BEGIN

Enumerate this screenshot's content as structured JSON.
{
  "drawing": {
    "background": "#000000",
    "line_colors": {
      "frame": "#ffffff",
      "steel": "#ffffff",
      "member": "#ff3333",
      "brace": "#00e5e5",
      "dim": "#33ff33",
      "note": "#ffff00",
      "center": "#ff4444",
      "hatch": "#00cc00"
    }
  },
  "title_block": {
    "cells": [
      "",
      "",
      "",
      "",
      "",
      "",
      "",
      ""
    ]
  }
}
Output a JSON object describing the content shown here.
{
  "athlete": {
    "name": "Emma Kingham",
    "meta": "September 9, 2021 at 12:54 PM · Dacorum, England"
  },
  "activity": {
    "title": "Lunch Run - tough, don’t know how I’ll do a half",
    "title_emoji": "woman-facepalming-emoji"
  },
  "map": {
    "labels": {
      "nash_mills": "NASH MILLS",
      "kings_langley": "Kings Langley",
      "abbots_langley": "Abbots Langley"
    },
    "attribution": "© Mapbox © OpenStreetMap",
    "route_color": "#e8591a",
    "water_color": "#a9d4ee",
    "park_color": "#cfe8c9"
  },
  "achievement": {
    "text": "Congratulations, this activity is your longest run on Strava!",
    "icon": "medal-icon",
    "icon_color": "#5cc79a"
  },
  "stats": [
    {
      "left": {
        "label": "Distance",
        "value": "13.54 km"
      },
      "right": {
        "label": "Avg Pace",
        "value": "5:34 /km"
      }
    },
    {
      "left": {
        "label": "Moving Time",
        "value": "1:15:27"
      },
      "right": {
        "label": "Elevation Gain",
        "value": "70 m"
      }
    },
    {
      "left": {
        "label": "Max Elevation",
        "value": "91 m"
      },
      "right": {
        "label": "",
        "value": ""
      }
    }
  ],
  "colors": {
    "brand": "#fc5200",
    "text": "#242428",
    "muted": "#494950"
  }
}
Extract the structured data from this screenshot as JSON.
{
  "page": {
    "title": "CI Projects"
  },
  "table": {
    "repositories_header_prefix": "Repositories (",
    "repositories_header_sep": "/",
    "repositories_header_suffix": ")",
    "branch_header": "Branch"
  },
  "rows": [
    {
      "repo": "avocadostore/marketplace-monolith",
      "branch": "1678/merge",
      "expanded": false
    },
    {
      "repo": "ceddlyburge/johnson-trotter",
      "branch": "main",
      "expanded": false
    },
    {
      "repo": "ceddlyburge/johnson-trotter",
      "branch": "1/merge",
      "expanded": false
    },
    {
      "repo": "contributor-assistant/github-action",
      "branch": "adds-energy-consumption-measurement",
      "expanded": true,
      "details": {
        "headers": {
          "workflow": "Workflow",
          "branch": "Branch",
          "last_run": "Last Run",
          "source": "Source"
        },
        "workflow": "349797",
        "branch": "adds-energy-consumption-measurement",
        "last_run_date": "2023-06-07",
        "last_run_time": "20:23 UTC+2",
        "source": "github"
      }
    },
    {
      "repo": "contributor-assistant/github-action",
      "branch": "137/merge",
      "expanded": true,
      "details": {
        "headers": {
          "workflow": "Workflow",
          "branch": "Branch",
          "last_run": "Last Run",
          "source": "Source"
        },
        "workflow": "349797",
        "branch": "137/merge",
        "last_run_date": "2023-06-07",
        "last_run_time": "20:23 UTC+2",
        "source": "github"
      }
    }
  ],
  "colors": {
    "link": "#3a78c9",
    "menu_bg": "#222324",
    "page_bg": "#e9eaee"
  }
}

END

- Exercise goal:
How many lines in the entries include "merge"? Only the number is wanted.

- Task answer:
4